New research has revealed that more than one third of Australian employers are forced to look abroad to the UK, India and South Africa to fill key positions.
The research paper, Borderless Solutions to Today’s Talent Mismatch, by ManpowerGroup advised employers to take a calculated and sophisticated approach to managing their talent supply.
The data indicated that engineering and skilled trades’ jobs are among the most difficult to fill, and it is imperative that employers incorporate a tailored talent mobility strategy into their recruitment operations.
Other key finding from the research paper included:
Employers looking abroad for talent indicated that the biggest obstacles they encounter when recruiting foreign workers are visa and legal requirements (25%); cost (10%) and language barriers (9%).
Only 14% of employers are concerned about the impact on the labour market from talent leaving Australia to work in another country.
Nonetheless, 68% of employers in Australia believe government and business are not doing enough to slow the outward migration of talent and attract these people back to Australia.
Employers in Australia named China, India and US as the countries they believe provide the biggest threat to Australia’s ability to compete economically
Lincoln Crawley, managing director of ManpowerGroup Australia & New Zealand, said that companies often struggle with the concept of a ‘borderless workforce’, perhaps due to Australia’s geographic isolation.
However, Crawley added, “The hard fact is, Australia doesn’t have enough of the right skills to sustain current projects. So if we want to survive, we must consider ourselves part of a ‘region’, working closer with our Asia Pacific neighbours and the opportunities they provide for sharing workforces across borders.”
Additionally, he called on employers to collaborate with governments and educators to create more dynamic sourcing opportunities.
The survey results do show that some Australian regions have embraced a global workforce more than others, and Western Australia is leading the way – nearly half (47%) of WA employers are using foreign talent to supplement their workforce.

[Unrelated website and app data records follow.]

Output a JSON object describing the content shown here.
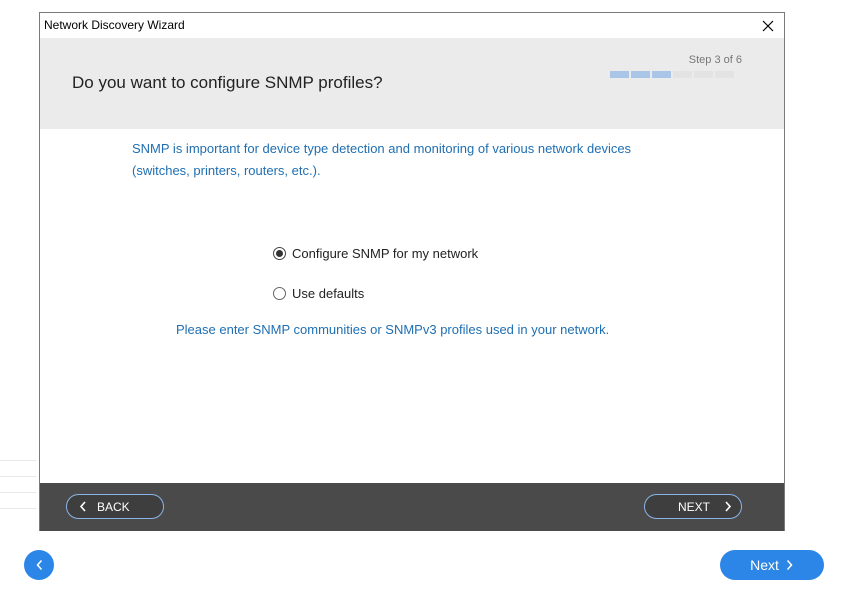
{
  "window": {
    "title": "Network Discovery Wizard"
  },
  "header": {
    "heading": "Do you want to configure SNMP profiles?",
    "step_text": "Step 3 of 6",
    "progress": {
      "current": 3,
      "total": 6
    }
  },
  "content": {
    "intro": "SNMP is important for device type detection and monitoring of various network devices (switches, printers, routers, etc.).",
    "options": [
      {
        "label": "Configure SNMP for my network",
        "selected": true
      },
      {
        "label": "Use defaults",
        "selected": false
      }
    ],
    "hint": "Please enter SNMP communities or SNMPv3 profiles used in your network."
  },
  "footer": {
    "back_label": "BACK",
    "next_label": "NEXT"
  },
  "outer": {
    "next_label": "Next"
  },
  "colors": {
    "accent_text": "#1f6fb2",
    "footer_bg": "#4a4a4a",
    "outer_button": "#2b86e8",
    "progress_done": "#a9c6e8"
  }
}
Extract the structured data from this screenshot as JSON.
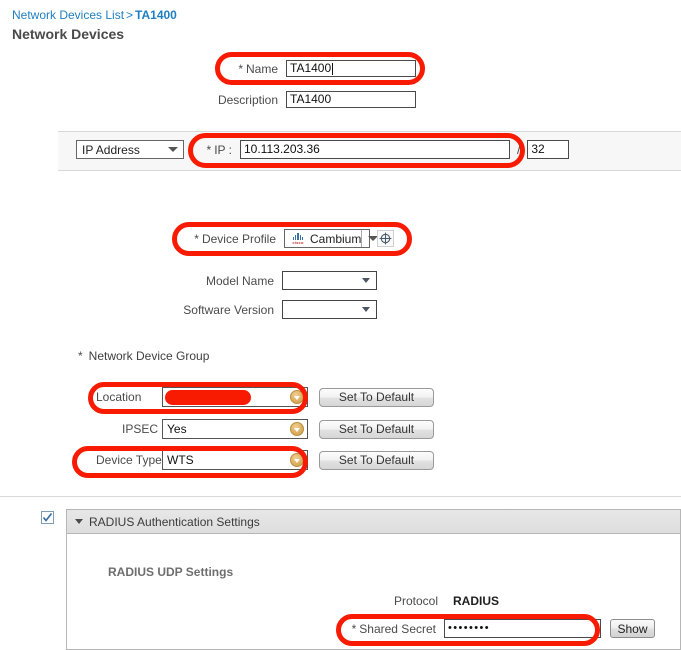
{
  "breadcrumb": {
    "root": "Network Devices List",
    "separator": ">",
    "current": "TA1400"
  },
  "page_title": "Network Devices",
  "form": {
    "name": {
      "label": "Name",
      "required_mark": "*",
      "value": "TA1400"
    },
    "description": {
      "label": "Description",
      "value": "TA1400"
    },
    "ip_type": {
      "value": "IP Address"
    },
    "ip": {
      "label": "IP :",
      "required_mark": "*",
      "value": "10.113.203.36",
      "slash": "/",
      "mask": "32"
    },
    "device_profile": {
      "label": "Device Profile",
      "required_mark": "*",
      "value": "Cambium",
      "brand_icon": "cisco-logo-icon",
      "extra_icon": "globe-target-icon"
    },
    "model_name": {
      "label": "Model Name",
      "value": ""
    },
    "software_version": {
      "label": "Software Version",
      "value": ""
    }
  },
  "network_device_group": {
    "title": "Network Device Group",
    "required_mark": "*",
    "rows": [
      {
        "label": "Location",
        "value": "",
        "redacted": true,
        "button": "Set To Default"
      },
      {
        "label": "IPSEC",
        "value": "Yes",
        "redacted": false,
        "button": "Set To Default"
      },
      {
        "label": "Device Type",
        "value": "WTS",
        "redacted": false,
        "button": "Set To Default"
      }
    ]
  },
  "radius": {
    "checkbox_checked": true,
    "section_title": "RADIUS Authentication Settings",
    "udp_title": "RADIUS UDP Settings",
    "protocol_label": "Protocol",
    "protocol_value": "RADIUS",
    "shared_secret": {
      "label": "Shared Secret",
      "required_mark": "*",
      "value": "••••••••",
      "show_button": "Show"
    }
  },
  "colors": {
    "annotation": "#f81b02",
    "link": "#1f7ec0",
    "panel": "#f7f7f7"
  }
}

“Western Australia has been forced to think more strategically about labour supply – in many ways attracting workers from overseas is easier than enticing them across from the eastern states,” Crawley said.